The Obama administration moved Thursday to impose stiff new tariffs on solar panels made in China, finding that Chinese companies are improperly flooding the U.S. market with government-subsidized products.
The Commerce Department said Chinese producers had dumped solar cells and panels in the United States at margins ranging from 31 percent to nearly 250 percent. If the preliminary ruling is upheld, tariffs averaging 31 percent could be imposed on Chinese solar-panel imports.
The tariffs would be in addition to fees ranging from 2.9 percent to 4.73 percent imposed in March after the department found that China is improperly subsidizing its solar manufacturers.
The tariffs announced Thursday were higher than expected and could ratchet up trade tensions between the two countries.
Several U.S. solar panel makers, led by Oregon-based SolarWorld, had asked the government to penalize China for dumping low-price products on U.S. markets. The companies are struggling against fierce competition from China as well as weakening demand in Europe and other key markets, just as President Barack Obama is working to promote renewable energy.
U.S. companies' complaints about their Chinese rivals have been amplified by the controversy surrounding Solyndra Inc., a California-based solar panel maker that went bankrupt last year after winning a half-billion-dollar federal loan from the Obama administration.
Solyndra's collapse embarrassed Obama and prompted sharp criticism from Mitt Romney and other Republicans who are critical of Obama's green energy policies. Solyndra, which is not involved in the trade case, cited Chinese competition as a key reason for its failure.
A majority of U.S. solar panel installers oppose tariffs on Chinese panels, arguing that less expensive imports have helped make solar panels more affordable for U.S. customers.
The companies also worried that China could retaliate against U.S. companies, noting that Chinese authorities have announced their own probe into whether U.S. support for renewable energy companies hurts foreign suppliers.
"This is the first step to a trade war between the U.S. and China," said Jigar Shah, leader of a coalition of solar companies that oppose U.S. tariffs.
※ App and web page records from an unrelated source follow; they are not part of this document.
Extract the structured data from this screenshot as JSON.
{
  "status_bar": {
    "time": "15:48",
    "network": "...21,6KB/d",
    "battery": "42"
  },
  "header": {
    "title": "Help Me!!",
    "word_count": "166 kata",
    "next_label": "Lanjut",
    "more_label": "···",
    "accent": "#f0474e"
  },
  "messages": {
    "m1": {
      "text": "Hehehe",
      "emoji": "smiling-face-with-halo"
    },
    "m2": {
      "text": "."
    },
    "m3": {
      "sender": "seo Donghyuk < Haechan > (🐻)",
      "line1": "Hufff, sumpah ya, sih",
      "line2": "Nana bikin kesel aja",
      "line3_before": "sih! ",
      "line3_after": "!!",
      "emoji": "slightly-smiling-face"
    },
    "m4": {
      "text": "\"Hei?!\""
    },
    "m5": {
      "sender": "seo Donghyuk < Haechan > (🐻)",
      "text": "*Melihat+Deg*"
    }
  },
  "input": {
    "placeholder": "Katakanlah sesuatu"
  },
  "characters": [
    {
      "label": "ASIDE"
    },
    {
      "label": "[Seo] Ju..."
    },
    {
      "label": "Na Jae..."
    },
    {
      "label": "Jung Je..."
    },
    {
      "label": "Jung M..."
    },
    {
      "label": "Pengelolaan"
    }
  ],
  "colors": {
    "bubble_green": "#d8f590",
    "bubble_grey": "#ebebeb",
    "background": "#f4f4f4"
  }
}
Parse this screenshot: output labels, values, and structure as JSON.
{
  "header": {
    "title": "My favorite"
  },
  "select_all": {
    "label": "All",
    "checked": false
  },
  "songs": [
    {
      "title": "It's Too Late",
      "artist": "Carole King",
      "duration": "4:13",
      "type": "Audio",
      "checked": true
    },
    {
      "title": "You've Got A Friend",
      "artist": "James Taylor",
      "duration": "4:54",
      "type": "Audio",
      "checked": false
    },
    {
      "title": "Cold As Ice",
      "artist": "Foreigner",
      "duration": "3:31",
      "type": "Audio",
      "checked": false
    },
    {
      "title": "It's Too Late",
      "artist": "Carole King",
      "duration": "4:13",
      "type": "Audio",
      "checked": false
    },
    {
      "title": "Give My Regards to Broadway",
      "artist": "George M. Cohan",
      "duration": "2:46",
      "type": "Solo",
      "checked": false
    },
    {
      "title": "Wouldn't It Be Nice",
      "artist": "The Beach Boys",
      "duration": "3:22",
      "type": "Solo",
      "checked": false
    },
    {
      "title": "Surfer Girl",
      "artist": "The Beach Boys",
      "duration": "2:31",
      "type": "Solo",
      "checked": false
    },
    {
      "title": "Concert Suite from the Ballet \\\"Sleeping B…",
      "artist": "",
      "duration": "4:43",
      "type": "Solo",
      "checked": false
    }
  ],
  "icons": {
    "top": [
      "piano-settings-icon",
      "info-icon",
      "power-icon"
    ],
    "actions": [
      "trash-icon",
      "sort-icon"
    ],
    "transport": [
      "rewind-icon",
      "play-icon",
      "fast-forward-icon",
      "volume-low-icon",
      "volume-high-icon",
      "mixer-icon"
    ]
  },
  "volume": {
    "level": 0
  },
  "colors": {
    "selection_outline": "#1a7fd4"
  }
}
The Commerce Department decision will increase U.S. solar prices "precisely at the moment solar power is becoming competitive with fossil-fuel-generated electricity," said Shah, president of the Coalition for Affordable Solar Energy.
Members of the coalition include California-based SunEdison, Recurrent Energy, SolarCity and Westinghouse Solar, as well as China-based Suntech Power Holdings Co., one of the companies affected by the Commerce case.
SolarWorld president Gordon Brinser said the Commerce Department had merely confirmed that Chinese manufacturers have illegally dumped solar cells and panels in the U.S. market, giving their products an unfair advantage.
The ruling "will re-establish a natural balance in pricing that does need to occur in the global marketplace," Brinser said, adding that the U.S. solar market has been distorted by cheap Chinese imports.
SolarWorld Industries America Inc., a subsidiary of Germany's SolarWorld AG, is the largest U.S. maker of silicon solar cells and panels. The company was joined by six other manufacturers, including Wisconsin-based Helios Solar Works, in filing the unfair trade complaint.
Shah and other critics say steep tariffs will lead to the loss of thousands of U.S. jobs, but SolarWorld's Brinser dismissed that as "doomsday" talk.
Solar power is growing rapidly in the United States, he said, adding that demand for solar panels will continue to rise as states set standards for renewable energy and consumers see benefits from solar power.
Andrew Beebe, chief commercial officer for Suntech's California-based subsidiary, called the duties "not justified by fact."
The ruling sets up "harmful trade barriers" between the U.S. and China, Beebe said, adding that he hopes the two countries engage in "constructive dialogue" to avert a solar panel trade war.
"Suntech opposes trade barriers at any point in the global solar supply chain," he said in a statement. "We need more competition and innovation, not litigation."
Trade tensions with China are especially sensitive at a time when the United States and other Western economies want to boost technology exports to revive economic growth and cut high unemployment.
The U.S. and China are two of the world's biggest markets for solar, wind and other renewable energy technology. Both governments are promoting their own suppliers in hopes of generating higher-paid technology jobs.
Sen. Ron Wyden, D-Ore., chairman of the Senate Finance Committee's subcommittee on trade, said the Commerce Department decision goes far beyond a dispute over solar panels.
"Free trade does not mean trade free from rules," Wyden said, calling the decision a boost for a rules-based global trading system. "A victory for that system is a victory for American workers and all others who don't need to cheat to compete," Wyden said.
In its ruling Thursday, Commerce also granted SolarWorld's request for a finding of "critical circumstances" to counter a recent flood of Chinese imports into the U.S. market ahead of the widely anticipated decision. As a result, preliminary dumping tariffs will be imposed retroactive to late February.
A final decision is expected in October.
Follow Matthew Daly's energy coverage on Twitter: http://twitter.com/MatthewDalyWDC